- EXERCISE DIRECTIONS
Scan the entries below. List each line with "images".

(DATA SHOWN Opens)

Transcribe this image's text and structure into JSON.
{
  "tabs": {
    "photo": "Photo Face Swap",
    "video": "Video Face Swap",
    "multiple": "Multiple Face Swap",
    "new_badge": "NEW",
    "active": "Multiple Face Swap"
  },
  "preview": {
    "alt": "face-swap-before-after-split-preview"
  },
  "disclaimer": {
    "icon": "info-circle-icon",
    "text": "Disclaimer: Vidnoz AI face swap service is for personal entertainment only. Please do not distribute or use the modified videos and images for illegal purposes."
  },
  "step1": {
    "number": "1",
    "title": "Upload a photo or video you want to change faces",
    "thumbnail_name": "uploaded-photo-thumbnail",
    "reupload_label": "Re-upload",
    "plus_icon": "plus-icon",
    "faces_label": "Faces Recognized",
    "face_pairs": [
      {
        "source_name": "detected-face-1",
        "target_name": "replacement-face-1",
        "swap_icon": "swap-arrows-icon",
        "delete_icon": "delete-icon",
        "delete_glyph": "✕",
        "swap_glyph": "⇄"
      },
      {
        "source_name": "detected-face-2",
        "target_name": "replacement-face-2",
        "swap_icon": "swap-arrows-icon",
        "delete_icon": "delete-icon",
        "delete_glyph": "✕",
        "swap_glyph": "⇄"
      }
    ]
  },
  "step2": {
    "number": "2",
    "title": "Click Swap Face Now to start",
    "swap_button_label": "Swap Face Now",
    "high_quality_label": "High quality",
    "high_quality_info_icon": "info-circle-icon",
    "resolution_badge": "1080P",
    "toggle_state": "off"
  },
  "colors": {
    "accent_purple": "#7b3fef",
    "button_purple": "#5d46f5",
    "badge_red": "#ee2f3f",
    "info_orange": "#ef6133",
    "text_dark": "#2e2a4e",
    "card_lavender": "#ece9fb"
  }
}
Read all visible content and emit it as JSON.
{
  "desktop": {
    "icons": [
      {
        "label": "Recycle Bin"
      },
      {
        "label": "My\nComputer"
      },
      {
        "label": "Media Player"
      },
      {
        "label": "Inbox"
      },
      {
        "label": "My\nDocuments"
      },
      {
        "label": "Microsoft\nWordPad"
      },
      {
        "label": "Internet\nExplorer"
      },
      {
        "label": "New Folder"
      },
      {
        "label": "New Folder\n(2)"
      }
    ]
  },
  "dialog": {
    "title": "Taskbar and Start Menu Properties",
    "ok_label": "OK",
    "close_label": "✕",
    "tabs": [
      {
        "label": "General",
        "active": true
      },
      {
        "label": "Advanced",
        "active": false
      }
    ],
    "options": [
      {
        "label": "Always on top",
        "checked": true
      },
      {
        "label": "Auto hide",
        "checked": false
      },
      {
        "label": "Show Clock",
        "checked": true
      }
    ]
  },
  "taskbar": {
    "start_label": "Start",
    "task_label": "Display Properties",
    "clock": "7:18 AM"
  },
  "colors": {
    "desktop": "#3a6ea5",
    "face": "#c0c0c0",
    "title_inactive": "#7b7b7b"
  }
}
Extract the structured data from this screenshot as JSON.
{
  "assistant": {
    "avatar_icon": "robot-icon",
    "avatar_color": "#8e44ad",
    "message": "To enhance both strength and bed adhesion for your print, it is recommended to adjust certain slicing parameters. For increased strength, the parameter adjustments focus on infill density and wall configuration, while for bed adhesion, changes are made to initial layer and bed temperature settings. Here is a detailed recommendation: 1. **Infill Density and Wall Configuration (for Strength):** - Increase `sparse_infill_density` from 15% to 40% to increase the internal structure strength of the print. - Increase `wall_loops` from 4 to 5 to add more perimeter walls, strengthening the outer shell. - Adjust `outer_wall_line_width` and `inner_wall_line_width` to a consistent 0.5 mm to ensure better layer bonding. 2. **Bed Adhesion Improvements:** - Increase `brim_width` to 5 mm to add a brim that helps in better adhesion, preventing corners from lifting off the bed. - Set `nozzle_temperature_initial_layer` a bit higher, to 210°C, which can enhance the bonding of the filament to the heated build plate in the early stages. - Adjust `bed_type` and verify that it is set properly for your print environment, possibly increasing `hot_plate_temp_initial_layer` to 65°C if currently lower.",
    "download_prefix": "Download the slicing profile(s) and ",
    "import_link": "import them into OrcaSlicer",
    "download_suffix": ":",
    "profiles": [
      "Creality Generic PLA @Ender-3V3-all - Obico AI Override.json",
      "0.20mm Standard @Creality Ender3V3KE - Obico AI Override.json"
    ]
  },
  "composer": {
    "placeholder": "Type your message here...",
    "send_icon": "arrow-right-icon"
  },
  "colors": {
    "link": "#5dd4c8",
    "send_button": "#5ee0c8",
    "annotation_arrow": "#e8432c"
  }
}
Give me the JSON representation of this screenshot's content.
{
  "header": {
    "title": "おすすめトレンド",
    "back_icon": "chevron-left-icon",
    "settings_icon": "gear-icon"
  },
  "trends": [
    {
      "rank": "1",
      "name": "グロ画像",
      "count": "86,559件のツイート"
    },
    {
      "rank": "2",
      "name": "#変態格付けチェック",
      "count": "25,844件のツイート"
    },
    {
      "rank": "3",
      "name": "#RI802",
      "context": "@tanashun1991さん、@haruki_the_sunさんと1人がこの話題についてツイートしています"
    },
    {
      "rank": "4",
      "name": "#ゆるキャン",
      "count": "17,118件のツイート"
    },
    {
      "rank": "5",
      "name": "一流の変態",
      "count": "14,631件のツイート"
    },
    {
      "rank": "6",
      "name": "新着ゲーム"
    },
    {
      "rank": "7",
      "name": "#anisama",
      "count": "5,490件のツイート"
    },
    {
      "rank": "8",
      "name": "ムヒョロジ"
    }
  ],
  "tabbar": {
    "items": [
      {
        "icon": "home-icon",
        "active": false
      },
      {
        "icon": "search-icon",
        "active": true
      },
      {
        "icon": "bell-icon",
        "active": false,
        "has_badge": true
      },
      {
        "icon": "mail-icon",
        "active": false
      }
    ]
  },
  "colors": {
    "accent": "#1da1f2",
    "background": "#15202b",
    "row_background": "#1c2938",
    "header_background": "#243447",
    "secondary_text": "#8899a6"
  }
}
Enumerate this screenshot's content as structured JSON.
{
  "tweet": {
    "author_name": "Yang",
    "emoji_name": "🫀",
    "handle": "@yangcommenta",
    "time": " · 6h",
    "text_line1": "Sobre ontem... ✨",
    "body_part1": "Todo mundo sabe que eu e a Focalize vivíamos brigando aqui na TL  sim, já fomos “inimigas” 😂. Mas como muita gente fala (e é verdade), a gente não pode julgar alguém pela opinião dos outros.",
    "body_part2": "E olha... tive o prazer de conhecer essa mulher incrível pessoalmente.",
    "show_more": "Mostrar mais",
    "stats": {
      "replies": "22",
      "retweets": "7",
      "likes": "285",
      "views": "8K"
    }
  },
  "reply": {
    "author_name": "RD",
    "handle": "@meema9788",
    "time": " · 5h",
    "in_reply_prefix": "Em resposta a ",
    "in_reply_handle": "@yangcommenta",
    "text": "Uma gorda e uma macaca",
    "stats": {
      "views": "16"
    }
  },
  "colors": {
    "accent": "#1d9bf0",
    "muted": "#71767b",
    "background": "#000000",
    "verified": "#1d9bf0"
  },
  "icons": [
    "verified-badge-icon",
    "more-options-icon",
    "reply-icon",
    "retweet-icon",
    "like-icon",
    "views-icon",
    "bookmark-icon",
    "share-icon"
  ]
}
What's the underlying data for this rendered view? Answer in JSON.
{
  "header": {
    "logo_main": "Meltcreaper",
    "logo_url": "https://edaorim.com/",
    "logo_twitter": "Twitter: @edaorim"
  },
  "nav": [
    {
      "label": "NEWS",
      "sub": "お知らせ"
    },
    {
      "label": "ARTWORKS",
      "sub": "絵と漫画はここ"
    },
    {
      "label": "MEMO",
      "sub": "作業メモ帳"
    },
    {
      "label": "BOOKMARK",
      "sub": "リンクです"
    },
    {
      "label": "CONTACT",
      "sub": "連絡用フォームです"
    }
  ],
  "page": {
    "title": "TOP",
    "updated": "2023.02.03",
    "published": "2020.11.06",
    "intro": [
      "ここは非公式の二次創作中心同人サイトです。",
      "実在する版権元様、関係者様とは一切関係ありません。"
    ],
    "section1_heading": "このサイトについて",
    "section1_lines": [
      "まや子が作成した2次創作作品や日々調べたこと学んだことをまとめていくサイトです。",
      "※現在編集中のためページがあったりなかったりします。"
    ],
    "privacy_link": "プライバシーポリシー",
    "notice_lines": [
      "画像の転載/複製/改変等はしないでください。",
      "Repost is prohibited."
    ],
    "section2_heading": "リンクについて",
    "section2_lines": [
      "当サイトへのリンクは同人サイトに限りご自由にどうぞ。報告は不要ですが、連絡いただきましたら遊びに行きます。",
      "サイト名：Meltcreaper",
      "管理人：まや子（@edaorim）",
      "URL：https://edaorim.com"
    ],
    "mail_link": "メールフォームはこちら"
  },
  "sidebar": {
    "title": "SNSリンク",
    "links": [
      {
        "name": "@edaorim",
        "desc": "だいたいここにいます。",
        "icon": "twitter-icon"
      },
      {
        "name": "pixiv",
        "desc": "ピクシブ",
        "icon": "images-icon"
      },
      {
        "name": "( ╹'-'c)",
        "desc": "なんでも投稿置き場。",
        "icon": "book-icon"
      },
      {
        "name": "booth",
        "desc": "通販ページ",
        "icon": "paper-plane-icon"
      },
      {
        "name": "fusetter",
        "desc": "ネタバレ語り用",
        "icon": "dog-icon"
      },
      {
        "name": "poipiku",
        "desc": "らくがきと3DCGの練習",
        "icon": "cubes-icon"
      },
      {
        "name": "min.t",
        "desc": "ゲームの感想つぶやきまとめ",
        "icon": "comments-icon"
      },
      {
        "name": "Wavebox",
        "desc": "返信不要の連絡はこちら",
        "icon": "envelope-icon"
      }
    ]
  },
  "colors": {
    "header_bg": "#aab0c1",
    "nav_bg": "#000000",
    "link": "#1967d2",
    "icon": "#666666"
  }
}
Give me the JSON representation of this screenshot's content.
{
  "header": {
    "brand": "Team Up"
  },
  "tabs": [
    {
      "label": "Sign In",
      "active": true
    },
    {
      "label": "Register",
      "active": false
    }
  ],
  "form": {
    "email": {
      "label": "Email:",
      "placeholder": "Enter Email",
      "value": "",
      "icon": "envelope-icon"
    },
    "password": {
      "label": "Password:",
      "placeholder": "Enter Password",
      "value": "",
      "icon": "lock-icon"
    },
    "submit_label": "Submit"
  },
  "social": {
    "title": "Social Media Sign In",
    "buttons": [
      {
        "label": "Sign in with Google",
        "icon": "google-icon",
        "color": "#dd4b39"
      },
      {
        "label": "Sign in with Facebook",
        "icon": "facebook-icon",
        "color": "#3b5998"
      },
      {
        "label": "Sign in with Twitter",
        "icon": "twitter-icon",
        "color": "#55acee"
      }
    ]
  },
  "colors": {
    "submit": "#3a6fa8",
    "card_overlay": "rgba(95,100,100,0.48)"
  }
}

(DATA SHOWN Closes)

- ANSWER AREA
    "text": "Disclaimer: Vidnoz AI face swap service is for personal entertainment only. Please do not distribute or use the modified videos and images for illegal purposes."
        "icon": "images-icon"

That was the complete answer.